The Liberia Extractive Industry Transparency Initiative (LEITI) was established in May 2008 to promote proper use of revenues from mining and forestry. LEITI published its third report in December 2011 and contracts are available online. The newly established National Bureau of Concessions is intended to monitor concessionaires’ compliance with their fiscal and non-fiscal obligations and to encourage the development of linkages with the local economy. Part of this measure will focus on improving social development funds (SDFs), which are managed by local communities to fund development projects in affected areas but have suffered from mismanagement.
Several high-profile incidents in the past year have highlighted persistent institutional weaknesses. Planting by major international palm oil concessionaires has been delayed by local disputes over access to the land they were granted. Investigations revealed that local communities were often unaware of the concession agreements until that had already been signed with the government. In the forestry sector, widespread abuse of Private Use Permits (PUPs) came to light in late 2012: some 25% of Liberia’s land has been contracted for logging, often with falsified deeds, without the knowledge of local communities, and sidestepping environmental regulations that were intended to ensure sustainable management. A moratorium was placed on the use of PUPs, and the head and Board of the Forestry Development Authority were suspended. In the oil sector, a watchdog has claimed that the National Oil Corporation of Liberia is corrupt and needs reform, particularly as it holds conflicting roles as a policy developer, regulator, and commercial operator. New concession agreements are on hold pending a new oil policy.

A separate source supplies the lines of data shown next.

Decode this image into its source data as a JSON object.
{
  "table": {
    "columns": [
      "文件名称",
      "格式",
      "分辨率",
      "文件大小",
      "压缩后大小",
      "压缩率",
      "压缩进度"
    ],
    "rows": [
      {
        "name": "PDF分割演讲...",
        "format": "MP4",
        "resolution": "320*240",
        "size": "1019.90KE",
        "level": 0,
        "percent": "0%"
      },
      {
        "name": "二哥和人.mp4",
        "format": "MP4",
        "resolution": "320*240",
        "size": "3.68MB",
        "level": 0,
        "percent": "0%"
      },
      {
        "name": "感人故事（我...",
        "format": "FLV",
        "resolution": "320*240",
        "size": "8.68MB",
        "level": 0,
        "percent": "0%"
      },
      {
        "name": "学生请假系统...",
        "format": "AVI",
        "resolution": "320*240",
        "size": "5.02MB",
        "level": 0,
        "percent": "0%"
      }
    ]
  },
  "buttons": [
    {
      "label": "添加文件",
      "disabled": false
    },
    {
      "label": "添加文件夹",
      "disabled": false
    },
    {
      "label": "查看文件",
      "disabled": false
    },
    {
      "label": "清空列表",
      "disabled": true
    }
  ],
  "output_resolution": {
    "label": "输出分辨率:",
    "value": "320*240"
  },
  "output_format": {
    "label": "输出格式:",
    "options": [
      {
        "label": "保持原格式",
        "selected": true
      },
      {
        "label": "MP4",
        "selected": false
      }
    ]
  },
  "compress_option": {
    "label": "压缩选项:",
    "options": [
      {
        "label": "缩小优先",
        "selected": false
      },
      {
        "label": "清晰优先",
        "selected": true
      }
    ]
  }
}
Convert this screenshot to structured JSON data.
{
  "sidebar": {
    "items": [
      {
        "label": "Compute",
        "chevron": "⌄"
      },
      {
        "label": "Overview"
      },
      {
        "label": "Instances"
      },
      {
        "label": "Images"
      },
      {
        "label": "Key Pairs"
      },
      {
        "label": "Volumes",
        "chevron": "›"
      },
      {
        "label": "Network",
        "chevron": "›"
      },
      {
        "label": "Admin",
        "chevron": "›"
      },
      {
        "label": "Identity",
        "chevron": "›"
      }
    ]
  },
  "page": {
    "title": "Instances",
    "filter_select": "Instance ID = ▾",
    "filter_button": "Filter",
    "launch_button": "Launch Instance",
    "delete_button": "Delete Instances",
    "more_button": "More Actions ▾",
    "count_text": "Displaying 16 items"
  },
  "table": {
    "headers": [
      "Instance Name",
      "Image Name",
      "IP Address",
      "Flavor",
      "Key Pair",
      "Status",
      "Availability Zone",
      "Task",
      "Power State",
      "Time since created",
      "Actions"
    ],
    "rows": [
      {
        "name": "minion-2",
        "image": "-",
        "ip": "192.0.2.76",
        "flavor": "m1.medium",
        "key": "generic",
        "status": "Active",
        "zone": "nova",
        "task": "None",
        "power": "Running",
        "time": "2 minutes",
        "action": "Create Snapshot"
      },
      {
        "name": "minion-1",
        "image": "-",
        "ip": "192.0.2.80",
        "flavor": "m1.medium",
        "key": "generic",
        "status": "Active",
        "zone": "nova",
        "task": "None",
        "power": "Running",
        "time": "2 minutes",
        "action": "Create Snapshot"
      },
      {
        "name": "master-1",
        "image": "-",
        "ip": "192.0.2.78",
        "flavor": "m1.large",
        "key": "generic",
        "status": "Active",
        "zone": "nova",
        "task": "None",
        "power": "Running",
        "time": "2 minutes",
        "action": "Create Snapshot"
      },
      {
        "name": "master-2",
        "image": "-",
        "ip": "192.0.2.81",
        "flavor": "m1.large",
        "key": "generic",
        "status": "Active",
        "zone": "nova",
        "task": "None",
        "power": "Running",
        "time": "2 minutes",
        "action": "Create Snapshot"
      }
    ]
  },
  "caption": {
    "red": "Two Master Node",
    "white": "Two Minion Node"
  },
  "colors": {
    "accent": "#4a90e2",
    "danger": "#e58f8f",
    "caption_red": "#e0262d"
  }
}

The government has launched its Agenda for Transformation (AfT), which plans to address road, port, and energy constraints, as well as improve youth employment and education. It has aligned its FY 2012/13 budget with AfT priorities, but will face substantial funding gaps to finance its desired infrastructure investments. Concessionaire investment plans will have to be fully leveraged to close the infrastructure gap. Mining companies are investing some USD 8 billion in Liberia, USD 5 billion of which are for power and transport infrastructure. Concession agreements promote third-party access for surplus power, roads, port, and rail facilities. Improved co-ordination will be critical to better leverage these resources.